**DATA:**
---------------

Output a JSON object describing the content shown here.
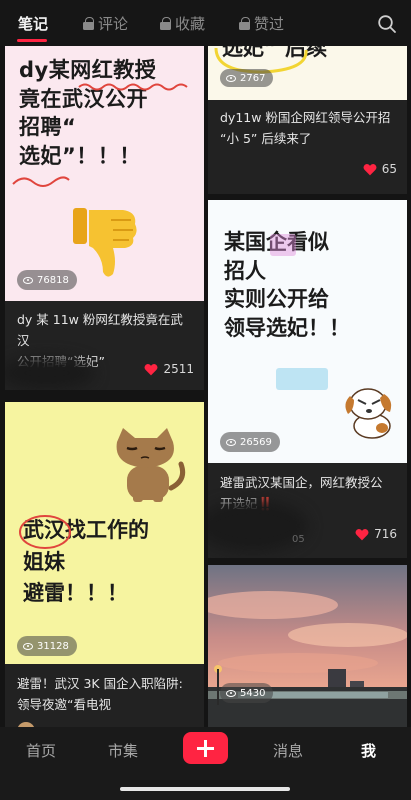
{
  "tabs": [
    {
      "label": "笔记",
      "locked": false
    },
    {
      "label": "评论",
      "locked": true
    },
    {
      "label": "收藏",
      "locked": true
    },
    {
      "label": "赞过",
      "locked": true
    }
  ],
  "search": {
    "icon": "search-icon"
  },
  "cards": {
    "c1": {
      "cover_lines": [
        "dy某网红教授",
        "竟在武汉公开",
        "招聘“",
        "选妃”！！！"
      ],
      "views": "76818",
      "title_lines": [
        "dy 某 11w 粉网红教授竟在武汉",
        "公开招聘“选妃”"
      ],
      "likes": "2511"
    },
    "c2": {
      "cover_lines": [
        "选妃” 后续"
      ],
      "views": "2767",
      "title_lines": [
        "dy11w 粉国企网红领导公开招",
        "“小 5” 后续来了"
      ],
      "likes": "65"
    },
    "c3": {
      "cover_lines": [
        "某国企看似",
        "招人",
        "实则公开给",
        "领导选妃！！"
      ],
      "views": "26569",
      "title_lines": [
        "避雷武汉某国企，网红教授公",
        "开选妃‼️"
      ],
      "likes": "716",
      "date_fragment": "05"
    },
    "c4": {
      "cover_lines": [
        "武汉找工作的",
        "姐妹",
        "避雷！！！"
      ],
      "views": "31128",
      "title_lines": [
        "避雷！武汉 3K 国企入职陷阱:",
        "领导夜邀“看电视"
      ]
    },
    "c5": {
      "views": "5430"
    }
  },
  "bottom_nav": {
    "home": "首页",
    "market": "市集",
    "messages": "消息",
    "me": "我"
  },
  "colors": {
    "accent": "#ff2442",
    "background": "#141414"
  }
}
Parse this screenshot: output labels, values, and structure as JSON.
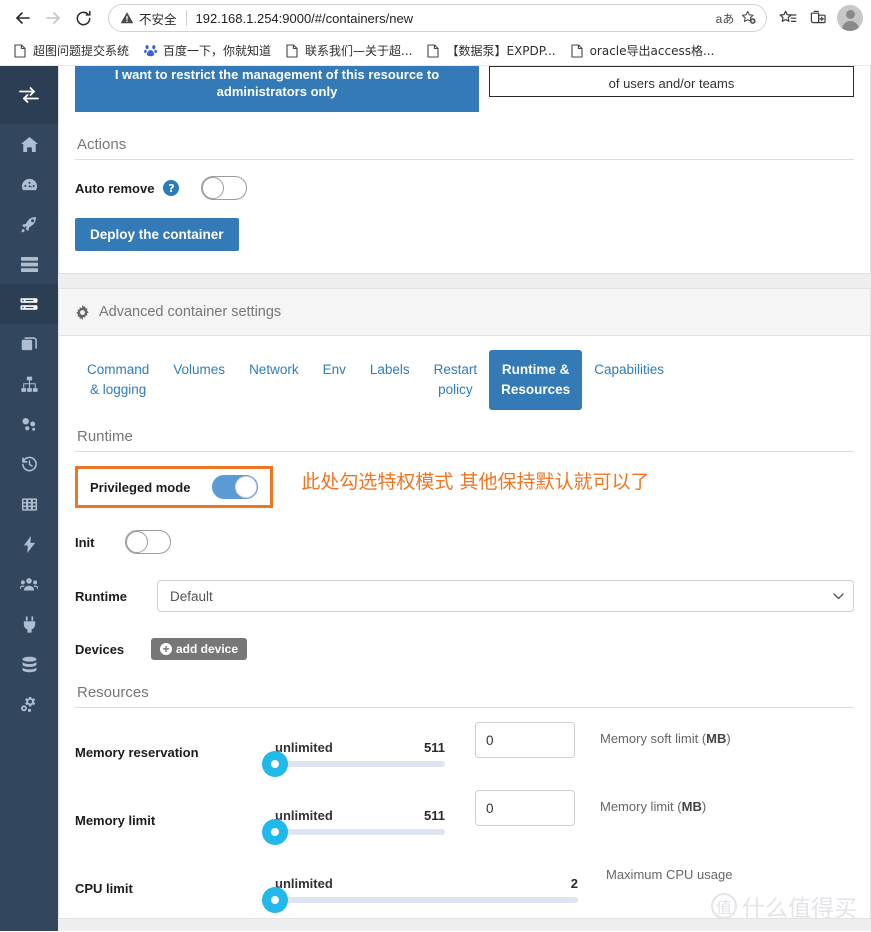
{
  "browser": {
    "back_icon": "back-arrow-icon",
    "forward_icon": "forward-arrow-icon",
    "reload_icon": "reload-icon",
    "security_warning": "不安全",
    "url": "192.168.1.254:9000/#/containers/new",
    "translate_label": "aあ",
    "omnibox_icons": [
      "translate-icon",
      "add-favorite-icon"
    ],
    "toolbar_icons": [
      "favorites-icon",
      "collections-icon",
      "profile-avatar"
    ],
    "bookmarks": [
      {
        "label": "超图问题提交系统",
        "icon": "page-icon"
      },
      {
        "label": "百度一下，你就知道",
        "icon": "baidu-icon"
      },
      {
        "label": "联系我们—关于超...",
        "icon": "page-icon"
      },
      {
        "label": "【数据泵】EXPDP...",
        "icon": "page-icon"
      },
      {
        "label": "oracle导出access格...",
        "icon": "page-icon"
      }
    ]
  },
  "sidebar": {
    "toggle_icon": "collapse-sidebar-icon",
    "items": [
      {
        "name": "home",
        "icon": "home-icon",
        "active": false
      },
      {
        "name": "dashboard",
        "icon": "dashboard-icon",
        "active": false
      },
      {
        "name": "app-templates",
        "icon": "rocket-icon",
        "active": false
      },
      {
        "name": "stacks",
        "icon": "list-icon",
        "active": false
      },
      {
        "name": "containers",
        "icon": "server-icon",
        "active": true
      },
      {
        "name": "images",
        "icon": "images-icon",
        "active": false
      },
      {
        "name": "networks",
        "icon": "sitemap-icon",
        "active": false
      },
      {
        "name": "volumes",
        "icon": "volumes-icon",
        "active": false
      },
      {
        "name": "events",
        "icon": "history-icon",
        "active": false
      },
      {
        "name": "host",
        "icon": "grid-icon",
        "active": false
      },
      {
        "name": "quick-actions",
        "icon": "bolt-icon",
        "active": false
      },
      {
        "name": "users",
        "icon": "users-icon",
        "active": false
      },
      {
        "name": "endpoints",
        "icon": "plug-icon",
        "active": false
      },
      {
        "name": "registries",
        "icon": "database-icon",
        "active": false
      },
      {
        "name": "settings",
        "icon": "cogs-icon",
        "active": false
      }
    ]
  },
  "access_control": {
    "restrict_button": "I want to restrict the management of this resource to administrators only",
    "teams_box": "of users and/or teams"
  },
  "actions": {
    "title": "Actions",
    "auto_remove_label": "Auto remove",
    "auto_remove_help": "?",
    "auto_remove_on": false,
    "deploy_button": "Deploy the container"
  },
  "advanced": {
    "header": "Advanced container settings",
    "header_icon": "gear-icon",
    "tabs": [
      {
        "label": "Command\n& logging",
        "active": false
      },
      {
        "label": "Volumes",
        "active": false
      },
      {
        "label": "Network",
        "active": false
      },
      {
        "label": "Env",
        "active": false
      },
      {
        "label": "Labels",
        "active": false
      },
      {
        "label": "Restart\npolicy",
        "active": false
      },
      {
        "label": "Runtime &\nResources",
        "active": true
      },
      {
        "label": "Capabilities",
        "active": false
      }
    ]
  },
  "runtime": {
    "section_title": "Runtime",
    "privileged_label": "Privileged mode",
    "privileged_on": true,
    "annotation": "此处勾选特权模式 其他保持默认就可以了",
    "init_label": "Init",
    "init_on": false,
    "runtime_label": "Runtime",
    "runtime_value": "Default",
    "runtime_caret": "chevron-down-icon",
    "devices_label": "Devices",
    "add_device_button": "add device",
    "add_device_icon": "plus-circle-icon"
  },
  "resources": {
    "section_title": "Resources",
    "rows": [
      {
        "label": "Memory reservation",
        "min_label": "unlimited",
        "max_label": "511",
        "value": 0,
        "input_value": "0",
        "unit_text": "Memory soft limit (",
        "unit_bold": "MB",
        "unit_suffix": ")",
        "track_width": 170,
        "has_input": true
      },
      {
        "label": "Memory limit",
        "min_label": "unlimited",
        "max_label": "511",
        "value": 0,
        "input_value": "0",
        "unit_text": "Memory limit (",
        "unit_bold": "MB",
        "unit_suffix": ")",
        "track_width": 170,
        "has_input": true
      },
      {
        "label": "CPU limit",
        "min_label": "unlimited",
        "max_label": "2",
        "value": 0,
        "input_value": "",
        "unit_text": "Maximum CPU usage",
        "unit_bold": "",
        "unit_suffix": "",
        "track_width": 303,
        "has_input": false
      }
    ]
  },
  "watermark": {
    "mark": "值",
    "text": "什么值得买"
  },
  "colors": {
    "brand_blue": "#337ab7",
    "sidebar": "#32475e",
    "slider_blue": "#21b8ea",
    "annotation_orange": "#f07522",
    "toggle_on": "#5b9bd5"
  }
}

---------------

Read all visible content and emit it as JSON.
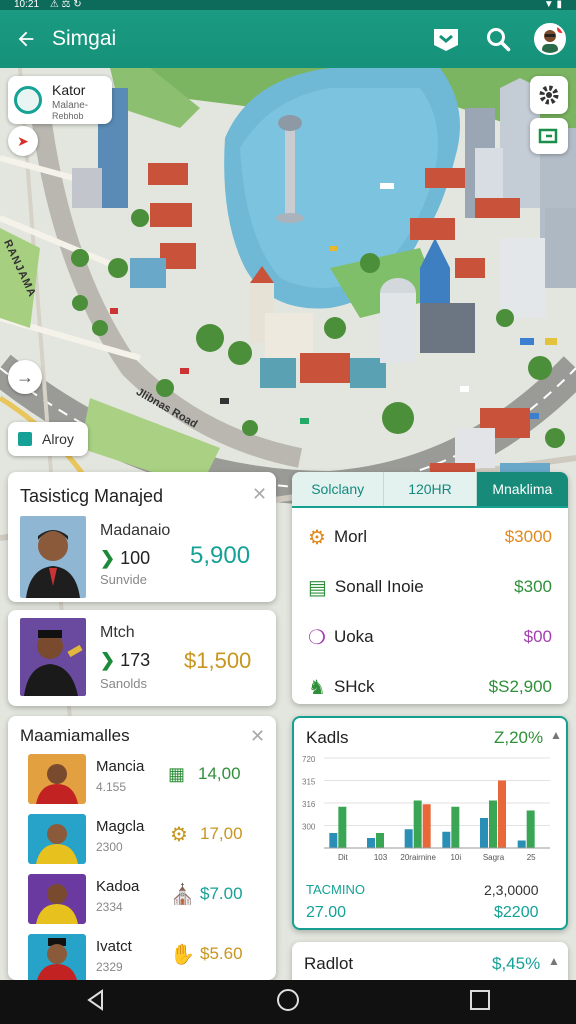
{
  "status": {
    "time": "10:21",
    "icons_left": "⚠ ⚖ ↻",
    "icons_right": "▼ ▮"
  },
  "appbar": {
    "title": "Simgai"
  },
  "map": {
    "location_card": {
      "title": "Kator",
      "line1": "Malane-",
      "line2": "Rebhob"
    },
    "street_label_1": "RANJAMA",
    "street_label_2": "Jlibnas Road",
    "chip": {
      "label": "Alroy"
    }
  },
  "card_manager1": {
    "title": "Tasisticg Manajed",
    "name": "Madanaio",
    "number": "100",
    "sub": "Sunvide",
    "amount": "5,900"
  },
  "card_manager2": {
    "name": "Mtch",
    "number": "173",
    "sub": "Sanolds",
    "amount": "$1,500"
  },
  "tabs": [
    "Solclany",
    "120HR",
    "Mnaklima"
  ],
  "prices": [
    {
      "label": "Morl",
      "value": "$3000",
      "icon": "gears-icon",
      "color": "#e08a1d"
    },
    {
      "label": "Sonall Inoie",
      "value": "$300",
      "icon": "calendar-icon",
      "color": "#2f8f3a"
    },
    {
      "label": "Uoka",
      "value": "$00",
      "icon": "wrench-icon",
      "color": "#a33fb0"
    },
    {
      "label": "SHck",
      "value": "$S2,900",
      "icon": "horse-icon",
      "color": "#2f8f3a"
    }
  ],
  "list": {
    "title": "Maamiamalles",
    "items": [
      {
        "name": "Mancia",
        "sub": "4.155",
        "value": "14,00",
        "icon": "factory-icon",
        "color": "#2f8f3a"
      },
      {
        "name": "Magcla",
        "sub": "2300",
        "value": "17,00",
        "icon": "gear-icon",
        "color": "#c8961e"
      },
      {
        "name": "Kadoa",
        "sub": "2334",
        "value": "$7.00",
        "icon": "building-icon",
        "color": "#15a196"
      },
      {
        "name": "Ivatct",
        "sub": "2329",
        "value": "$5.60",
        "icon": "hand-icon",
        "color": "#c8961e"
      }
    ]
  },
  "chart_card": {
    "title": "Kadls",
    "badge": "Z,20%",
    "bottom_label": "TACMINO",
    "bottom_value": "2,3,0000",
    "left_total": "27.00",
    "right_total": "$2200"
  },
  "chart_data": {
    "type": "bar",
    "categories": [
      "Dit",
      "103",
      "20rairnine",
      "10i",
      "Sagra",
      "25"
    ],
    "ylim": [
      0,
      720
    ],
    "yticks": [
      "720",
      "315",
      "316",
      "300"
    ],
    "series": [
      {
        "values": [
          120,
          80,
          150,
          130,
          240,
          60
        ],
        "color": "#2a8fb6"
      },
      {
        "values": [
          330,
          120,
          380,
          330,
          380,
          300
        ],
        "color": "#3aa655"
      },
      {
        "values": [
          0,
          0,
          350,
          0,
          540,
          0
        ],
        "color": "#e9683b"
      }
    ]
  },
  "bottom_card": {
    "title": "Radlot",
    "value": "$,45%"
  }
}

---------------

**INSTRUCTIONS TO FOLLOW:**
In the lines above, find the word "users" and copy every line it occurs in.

**TASK ANSWER:**
        "name": "users",
        "icon": "users-icon",
    "teams_box": "of users and/or teams"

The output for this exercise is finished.